IREC refers to the Independent Review Commission on the General Elections held in Kenya on 27 December 2007.
Recognizing the need to dignify the losers in an election, the Prelates representing the 26 Episcopal Sees in the country have expressed the need to “adequately address the problem of the winner takes it all,” an issue, they say, has been identified but not conclusively addressed in the report.
To control political temperatures as the 2022 general elections near, the Bishops have affirmed the need to “come up with clear mechanism on how to handle people involved in incitements, ethnic mobilization, hate-speech and violence; this applies especially to those who wish to contest in the elections."
To control corruption, the Prelates have stated the need to harmonize statutes in the Kenyan constitution in order to seal loopholes that provide a fertile ground for corrupt officials to run for office.
“The following form part of the areas that need further dialogue and consensus building: How to handle people who have been alleged to have abused a State office yet vying for elective positions. This article 99 (3) of the Constitution contradicts the provision of Chapter 6 of the Constitution and the Integrity and Leadership,” the Prelates have stated in the statement signed on their behalf by KCCB Chairman, Archbishop Philip Anyolo.
Other areas highlighted in the four-page statement include the calculation of national revenue based on the last audited accounts rather than on the current revenues and national budget; the proposal that the Independent Electoral and Boundaries Commission (IEBC) Commissioners be nominated by Parliamentary Political Party Leaders; and the high cost of carrying out elections, political parties’ nominations, and voter bribery in Kenya.

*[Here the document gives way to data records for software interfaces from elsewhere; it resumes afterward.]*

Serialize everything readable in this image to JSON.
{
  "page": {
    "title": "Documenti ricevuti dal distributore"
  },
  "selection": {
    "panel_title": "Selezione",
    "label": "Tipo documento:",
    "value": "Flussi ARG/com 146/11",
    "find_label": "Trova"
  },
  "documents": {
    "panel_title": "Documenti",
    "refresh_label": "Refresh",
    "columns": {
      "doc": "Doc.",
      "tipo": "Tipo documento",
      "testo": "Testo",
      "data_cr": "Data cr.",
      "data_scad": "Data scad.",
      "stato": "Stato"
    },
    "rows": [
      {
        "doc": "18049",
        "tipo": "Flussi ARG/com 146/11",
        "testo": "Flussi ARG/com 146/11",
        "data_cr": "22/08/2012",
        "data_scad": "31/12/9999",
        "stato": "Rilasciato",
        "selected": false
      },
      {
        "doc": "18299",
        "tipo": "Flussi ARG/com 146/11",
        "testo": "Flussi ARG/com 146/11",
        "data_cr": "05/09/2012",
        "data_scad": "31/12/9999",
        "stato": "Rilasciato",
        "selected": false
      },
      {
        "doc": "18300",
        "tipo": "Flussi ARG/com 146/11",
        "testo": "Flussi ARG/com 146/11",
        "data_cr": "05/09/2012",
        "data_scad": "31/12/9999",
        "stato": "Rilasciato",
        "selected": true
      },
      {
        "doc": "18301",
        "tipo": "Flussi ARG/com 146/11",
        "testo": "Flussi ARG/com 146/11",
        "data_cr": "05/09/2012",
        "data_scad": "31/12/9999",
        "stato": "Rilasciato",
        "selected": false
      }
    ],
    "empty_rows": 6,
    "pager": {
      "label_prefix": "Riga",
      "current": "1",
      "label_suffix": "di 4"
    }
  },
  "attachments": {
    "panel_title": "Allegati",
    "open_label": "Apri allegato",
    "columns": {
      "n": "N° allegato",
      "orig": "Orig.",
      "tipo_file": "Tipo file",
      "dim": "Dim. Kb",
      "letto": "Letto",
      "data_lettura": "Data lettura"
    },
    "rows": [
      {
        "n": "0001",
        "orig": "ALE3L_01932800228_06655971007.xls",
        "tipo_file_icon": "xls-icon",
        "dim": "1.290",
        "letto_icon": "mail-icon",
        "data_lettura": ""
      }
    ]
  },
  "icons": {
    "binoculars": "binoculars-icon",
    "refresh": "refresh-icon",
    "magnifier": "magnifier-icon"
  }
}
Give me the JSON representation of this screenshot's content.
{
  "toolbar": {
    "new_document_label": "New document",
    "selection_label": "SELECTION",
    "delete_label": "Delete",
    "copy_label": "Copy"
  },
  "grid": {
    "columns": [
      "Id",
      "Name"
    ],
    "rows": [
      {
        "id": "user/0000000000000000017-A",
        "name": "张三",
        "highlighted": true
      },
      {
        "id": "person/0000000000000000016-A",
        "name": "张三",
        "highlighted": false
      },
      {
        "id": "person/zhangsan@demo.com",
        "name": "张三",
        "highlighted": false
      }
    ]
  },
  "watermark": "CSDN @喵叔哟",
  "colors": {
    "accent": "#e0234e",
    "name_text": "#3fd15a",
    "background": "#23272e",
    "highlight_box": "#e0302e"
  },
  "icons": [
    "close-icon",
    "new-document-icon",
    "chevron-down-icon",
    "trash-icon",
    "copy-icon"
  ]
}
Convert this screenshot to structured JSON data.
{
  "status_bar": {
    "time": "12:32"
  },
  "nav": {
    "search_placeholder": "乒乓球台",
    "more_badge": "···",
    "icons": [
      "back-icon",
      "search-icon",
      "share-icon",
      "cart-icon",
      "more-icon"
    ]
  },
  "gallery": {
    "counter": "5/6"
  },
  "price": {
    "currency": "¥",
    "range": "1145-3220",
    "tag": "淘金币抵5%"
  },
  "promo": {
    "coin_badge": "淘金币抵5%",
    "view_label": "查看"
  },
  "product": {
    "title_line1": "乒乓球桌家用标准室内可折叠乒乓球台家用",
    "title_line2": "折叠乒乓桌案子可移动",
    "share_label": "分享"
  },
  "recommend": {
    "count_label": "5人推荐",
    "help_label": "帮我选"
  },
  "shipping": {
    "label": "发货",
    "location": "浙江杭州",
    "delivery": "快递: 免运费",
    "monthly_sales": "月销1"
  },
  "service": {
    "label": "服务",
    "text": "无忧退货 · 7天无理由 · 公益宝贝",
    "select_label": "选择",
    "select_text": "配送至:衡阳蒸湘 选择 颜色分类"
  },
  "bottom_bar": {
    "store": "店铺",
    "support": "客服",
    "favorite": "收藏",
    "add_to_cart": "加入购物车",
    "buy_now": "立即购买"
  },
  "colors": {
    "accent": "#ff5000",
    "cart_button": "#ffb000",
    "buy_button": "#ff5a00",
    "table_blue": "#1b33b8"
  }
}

The Shepherds have also called for dialogue on how to address the crisis as identified by BBI on the family, youth and society, and Gender Based Violence; how to respect the principle of subsidiarity; and the need to further dialogue and deliberations especially on how to make Institutions work effectively.
Acknowledging the spirit of the BBI process as being “to reconcile and unite Kenyans, and foster co-existence and cohesion,” the Bishops have called on all Kenyans “to deliberately read the content of BBI report and to avoid politicizing and being divisive on the same.”
The Church leaders have committed themselves to engaging “the political leaders and key sectors across the divide, including the private sector and other Non-State Actors, to develop consensus on the issues raised, and on the best way to carry the process forward.”
To ensure that every citizen understands the report, the Prelates have undertaken to “provide a structured civic education to ensure that Kenyans make informed choices” and to also “continue to provide the platform for mediation and diplomacy.”